**ASSIGNMENT**
Print the listing in its entirety and exactly, leaving out images.

=== Begin Enclosure ===

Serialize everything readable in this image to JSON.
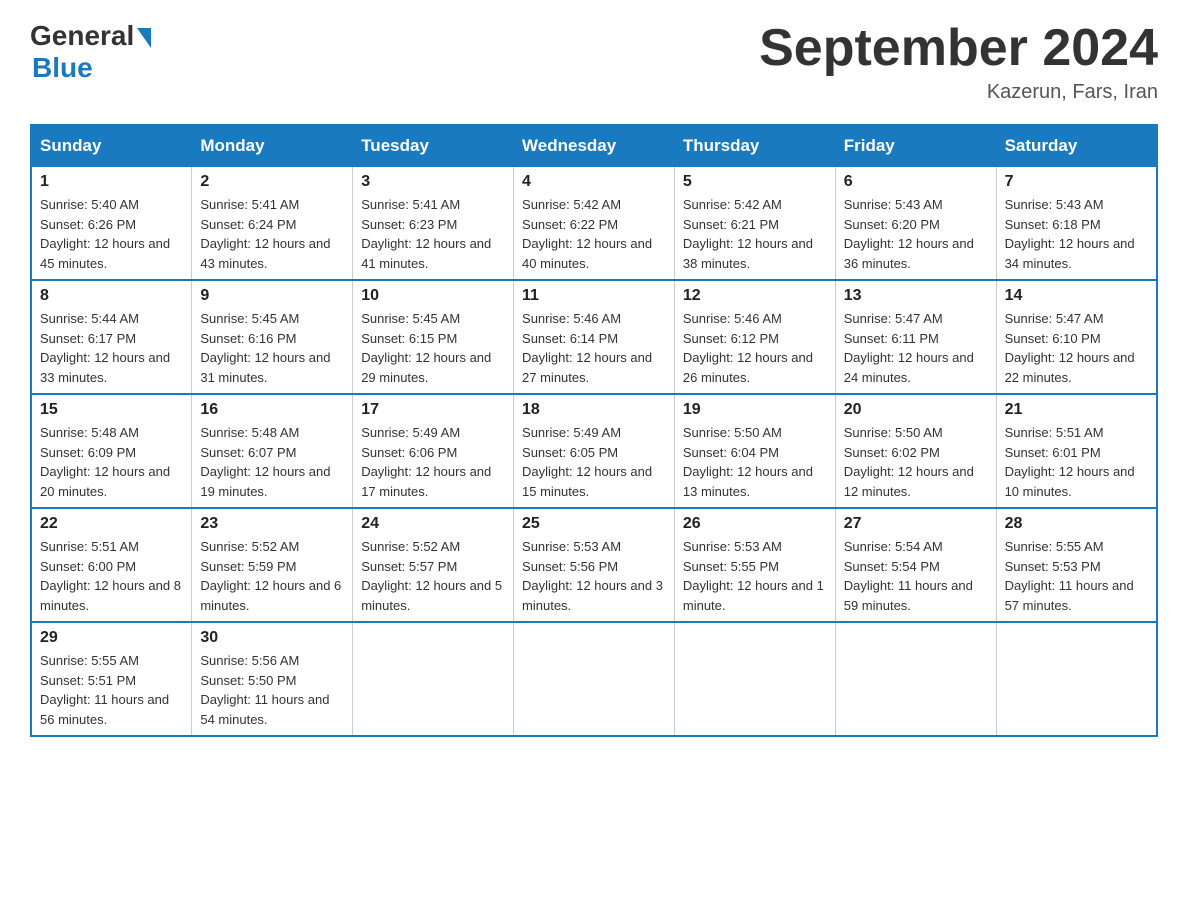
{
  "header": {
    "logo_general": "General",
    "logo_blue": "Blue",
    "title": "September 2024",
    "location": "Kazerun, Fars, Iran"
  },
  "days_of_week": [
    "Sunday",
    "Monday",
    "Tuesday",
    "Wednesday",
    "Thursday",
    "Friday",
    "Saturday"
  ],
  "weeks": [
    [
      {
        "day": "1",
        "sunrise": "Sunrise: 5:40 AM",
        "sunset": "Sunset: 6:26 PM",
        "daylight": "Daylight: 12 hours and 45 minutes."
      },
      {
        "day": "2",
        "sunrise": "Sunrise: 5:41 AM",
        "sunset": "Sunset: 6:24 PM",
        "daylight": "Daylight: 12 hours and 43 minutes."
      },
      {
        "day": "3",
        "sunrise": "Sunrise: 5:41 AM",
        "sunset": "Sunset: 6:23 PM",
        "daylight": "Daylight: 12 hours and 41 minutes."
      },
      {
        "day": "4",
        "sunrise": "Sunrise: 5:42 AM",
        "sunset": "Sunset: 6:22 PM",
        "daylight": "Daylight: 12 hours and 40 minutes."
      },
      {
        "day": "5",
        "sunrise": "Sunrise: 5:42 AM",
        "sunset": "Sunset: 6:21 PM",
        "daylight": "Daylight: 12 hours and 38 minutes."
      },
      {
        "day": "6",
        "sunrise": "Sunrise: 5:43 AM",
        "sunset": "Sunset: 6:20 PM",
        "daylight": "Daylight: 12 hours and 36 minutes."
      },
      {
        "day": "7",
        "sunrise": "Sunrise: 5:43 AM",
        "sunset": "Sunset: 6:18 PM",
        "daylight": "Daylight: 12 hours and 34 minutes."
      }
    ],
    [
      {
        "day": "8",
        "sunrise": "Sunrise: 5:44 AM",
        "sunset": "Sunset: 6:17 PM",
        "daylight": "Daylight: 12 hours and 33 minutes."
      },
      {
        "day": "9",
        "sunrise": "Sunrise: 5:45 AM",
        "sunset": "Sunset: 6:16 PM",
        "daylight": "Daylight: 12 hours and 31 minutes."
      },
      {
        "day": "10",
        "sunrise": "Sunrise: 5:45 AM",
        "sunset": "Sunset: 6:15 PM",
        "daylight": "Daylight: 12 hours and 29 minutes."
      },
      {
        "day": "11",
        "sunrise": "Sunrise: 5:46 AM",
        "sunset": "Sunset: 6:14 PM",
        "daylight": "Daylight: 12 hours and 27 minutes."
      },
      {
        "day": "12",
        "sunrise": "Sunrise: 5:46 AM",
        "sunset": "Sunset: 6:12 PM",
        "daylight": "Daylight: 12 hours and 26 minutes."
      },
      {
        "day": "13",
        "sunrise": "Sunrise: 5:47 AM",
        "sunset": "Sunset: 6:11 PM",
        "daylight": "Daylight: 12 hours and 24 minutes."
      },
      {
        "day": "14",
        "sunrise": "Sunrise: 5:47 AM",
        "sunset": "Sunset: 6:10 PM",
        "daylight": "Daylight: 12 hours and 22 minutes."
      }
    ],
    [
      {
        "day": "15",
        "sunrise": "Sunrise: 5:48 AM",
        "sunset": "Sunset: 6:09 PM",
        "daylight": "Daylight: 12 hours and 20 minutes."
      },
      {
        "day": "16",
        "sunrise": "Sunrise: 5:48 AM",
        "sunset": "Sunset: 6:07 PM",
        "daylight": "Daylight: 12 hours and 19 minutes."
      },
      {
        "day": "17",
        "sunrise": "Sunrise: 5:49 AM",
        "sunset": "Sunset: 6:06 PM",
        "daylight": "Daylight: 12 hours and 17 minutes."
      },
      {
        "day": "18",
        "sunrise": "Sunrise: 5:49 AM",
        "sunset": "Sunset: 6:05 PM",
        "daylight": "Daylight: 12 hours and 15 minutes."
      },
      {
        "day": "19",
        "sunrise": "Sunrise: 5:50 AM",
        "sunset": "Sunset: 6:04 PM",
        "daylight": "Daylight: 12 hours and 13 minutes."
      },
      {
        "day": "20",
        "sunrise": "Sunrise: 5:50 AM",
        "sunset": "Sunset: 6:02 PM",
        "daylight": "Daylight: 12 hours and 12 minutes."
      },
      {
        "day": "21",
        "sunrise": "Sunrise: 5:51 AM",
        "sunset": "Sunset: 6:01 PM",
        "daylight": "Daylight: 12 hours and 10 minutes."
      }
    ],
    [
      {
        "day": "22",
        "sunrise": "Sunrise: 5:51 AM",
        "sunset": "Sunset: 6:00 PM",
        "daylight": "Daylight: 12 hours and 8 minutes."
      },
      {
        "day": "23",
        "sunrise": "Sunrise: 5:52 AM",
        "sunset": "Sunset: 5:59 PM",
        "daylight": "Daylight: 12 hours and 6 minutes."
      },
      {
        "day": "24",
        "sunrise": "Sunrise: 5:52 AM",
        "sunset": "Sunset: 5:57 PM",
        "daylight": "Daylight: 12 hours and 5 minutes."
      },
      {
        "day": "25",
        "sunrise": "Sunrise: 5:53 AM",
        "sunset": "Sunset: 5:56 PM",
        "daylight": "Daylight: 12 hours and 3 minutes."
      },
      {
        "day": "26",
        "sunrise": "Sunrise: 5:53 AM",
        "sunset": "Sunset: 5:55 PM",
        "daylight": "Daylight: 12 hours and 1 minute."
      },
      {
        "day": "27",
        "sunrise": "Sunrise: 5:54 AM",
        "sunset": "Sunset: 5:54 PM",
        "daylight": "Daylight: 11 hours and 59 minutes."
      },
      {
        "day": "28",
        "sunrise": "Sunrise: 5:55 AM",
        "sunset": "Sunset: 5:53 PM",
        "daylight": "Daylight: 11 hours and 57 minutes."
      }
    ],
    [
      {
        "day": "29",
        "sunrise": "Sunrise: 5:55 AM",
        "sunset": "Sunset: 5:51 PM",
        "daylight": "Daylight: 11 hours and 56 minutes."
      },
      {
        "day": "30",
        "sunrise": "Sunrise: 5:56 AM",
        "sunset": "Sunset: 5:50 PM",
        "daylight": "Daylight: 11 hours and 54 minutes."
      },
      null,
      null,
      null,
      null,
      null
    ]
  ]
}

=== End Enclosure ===

**SOLUTION TO THE PROBLEM**
Serialize everything readable in this image to JSON.
{
  "header": {
    "logo_general": "General",
    "logo_blue": "Blue",
    "title": "September 2024",
    "location": "Kazerun, Fars, Iran"
  },
  "days_of_week": [
    "Sunday",
    "Monday",
    "Tuesday",
    "Wednesday",
    "Thursday",
    "Friday",
    "Saturday"
  ],
  "weeks": [
    [
      {
        "day": "1",
        "sunrise": "Sunrise: 5:40 AM",
        "sunset": "Sunset: 6:26 PM",
        "daylight": "Daylight: 12 hours and 45 minutes."
      },
      {
        "day": "2",
        "sunrise": "Sunrise: 5:41 AM",
        "sunset": "Sunset: 6:24 PM",
        "daylight": "Daylight: 12 hours and 43 minutes."
      },
      {
        "day": "3",
        "sunrise": "Sunrise: 5:41 AM",
        "sunset": "Sunset: 6:23 PM",
        "daylight": "Daylight: 12 hours and 41 minutes."
      },
      {
        "day": "4",
        "sunrise": "Sunrise: 5:42 AM",
        "sunset": "Sunset: 6:22 PM",
        "daylight": "Daylight: 12 hours and 40 minutes."
      },
      {
        "day": "5",
        "sunrise": "Sunrise: 5:42 AM",
        "sunset": "Sunset: 6:21 PM",
        "daylight": "Daylight: 12 hours and 38 minutes."
      },
      {
        "day": "6",
        "sunrise": "Sunrise: 5:43 AM",
        "sunset": "Sunset: 6:20 PM",
        "daylight": "Daylight: 12 hours and 36 minutes."
      },
      {
        "day": "7",
        "sunrise": "Sunrise: 5:43 AM",
        "sunset": "Sunset: 6:18 PM",
        "daylight": "Daylight: 12 hours and 34 minutes."
      }
    ],
    [
      {
        "day": "8",
        "sunrise": "Sunrise: 5:44 AM",
        "sunset": "Sunset: 6:17 PM",
        "daylight": "Daylight: 12 hours and 33 minutes."
      },
      {
        "day": "9",
        "sunrise": "Sunrise: 5:45 AM",
        "sunset": "Sunset: 6:16 PM",
        "daylight": "Daylight: 12 hours and 31 minutes."
      },
      {
        "day": "10",
        "sunrise": "Sunrise: 5:45 AM",
        "sunset": "Sunset: 6:15 PM",
        "daylight": "Daylight: 12 hours and 29 minutes."
      },
      {
        "day": "11",
        "sunrise": "Sunrise: 5:46 AM",
        "sunset": "Sunset: 6:14 PM",
        "daylight": "Daylight: 12 hours and 27 minutes."
      },
      {
        "day": "12",
        "sunrise": "Sunrise: 5:46 AM",
        "sunset": "Sunset: 6:12 PM",
        "daylight": "Daylight: 12 hours and 26 minutes."
      },
      {
        "day": "13",
        "sunrise": "Sunrise: 5:47 AM",
        "sunset": "Sunset: 6:11 PM",
        "daylight": "Daylight: 12 hours and 24 minutes."
      },
      {
        "day": "14",
        "sunrise": "Sunrise: 5:47 AM",
        "sunset": "Sunset: 6:10 PM",
        "daylight": "Daylight: 12 hours and 22 minutes."
      }
    ],
    [
      {
        "day": "15",
        "sunrise": "Sunrise: 5:48 AM",
        "sunset": "Sunset: 6:09 PM",
        "daylight": "Daylight: 12 hours and 20 minutes."
      },
      {
        "day": "16",
        "sunrise": "Sunrise: 5:48 AM",
        "sunset": "Sunset: 6:07 PM",
        "daylight": "Daylight: 12 hours and 19 minutes."
      },
      {
        "day": "17",
        "sunrise": "Sunrise: 5:49 AM",
        "sunset": "Sunset: 6:06 PM",
        "daylight": "Daylight: 12 hours and 17 minutes."
      },
      {
        "day": "18",
        "sunrise": "Sunrise: 5:49 AM",
        "sunset": "Sunset: 6:05 PM",
        "daylight": "Daylight: 12 hours and 15 minutes."
      },
      {
        "day": "19",
        "sunrise": "Sunrise: 5:50 AM",
        "sunset": "Sunset: 6:04 PM",
        "daylight": "Daylight: 12 hours and 13 minutes."
      },
      {
        "day": "20",
        "sunrise": "Sunrise: 5:50 AM",
        "sunset": "Sunset: 6:02 PM",
        "daylight": "Daylight: 12 hours and 12 minutes."
      },
      {
        "day": "21",
        "sunrise": "Sunrise: 5:51 AM",
        "sunset": "Sunset: 6:01 PM",
        "daylight": "Daylight: 12 hours and 10 minutes."
      }
    ],
    [
      {
        "day": "22",
        "sunrise": "Sunrise: 5:51 AM",
        "sunset": "Sunset: 6:00 PM",
        "daylight": "Daylight: 12 hours and 8 minutes."
      },
      {
        "day": "23",
        "sunrise": "Sunrise: 5:52 AM",
        "sunset": "Sunset: 5:59 PM",
        "daylight": "Daylight: 12 hours and 6 minutes."
      },
      {
        "day": "24",
        "sunrise": "Sunrise: 5:52 AM",
        "sunset": "Sunset: 5:57 PM",
        "daylight": "Daylight: 12 hours and 5 minutes."
      },
      {
        "day": "25",
        "sunrise": "Sunrise: 5:53 AM",
        "sunset": "Sunset: 5:56 PM",
        "daylight": "Daylight: 12 hours and 3 minutes."
      },
      {
        "day": "26",
        "sunrise": "Sunrise: 5:53 AM",
        "sunset": "Sunset: 5:55 PM",
        "daylight": "Daylight: 12 hours and 1 minute."
      },
      {
        "day": "27",
        "sunrise": "Sunrise: 5:54 AM",
        "sunset": "Sunset: 5:54 PM",
        "daylight": "Daylight: 11 hours and 59 minutes."
      },
      {
        "day": "28",
        "sunrise": "Sunrise: 5:55 AM",
        "sunset": "Sunset: 5:53 PM",
        "daylight": "Daylight: 11 hours and 57 minutes."
      }
    ],
    [
      {
        "day": "29",
        "sunrise": "Sunrise: 5:55 AM",
        "sunset": "Sunset: 5:51 PM",
        "daylight": "Daylight: 11 hours and 56 minutes."
      },
      {
        "day": "30",
        "sunrise": "Sunrise: 5:56 AM",
        "sunset": "Sunset: 5:50 PM",
        "daylight": "Daylight: 11 hours and 54 minutes."
      },
      null,
      null,
      null,
      null,
      null
    ]
  ]
}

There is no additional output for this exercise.